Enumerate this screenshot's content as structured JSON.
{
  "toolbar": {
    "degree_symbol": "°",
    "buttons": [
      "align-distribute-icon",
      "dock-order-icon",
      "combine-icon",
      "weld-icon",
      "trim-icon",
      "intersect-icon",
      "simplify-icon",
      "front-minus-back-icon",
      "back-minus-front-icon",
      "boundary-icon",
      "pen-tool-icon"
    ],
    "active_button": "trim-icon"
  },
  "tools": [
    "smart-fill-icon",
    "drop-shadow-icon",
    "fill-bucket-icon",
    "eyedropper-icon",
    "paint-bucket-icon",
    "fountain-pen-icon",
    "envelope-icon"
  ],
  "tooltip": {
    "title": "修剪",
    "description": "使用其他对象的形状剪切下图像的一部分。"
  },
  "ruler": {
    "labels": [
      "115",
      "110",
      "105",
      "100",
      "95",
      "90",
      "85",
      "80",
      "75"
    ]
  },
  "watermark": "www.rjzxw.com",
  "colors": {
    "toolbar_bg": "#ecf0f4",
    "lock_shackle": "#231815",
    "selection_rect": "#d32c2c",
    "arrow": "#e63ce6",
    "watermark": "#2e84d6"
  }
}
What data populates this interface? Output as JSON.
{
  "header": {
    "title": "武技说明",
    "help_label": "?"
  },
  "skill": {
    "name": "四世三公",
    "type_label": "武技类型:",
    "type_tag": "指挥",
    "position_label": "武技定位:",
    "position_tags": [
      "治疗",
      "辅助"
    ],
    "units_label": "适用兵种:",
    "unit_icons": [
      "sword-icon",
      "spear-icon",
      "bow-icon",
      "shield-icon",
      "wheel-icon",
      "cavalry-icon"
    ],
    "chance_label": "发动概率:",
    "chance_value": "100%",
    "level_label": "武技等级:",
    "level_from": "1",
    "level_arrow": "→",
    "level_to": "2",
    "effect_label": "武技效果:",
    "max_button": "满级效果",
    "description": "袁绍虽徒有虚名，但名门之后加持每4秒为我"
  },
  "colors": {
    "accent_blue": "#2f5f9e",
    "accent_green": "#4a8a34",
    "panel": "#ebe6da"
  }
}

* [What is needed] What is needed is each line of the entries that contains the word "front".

* [Output for this exercise]
      "front-minus-back-icon",
      "back-minus-front-icon",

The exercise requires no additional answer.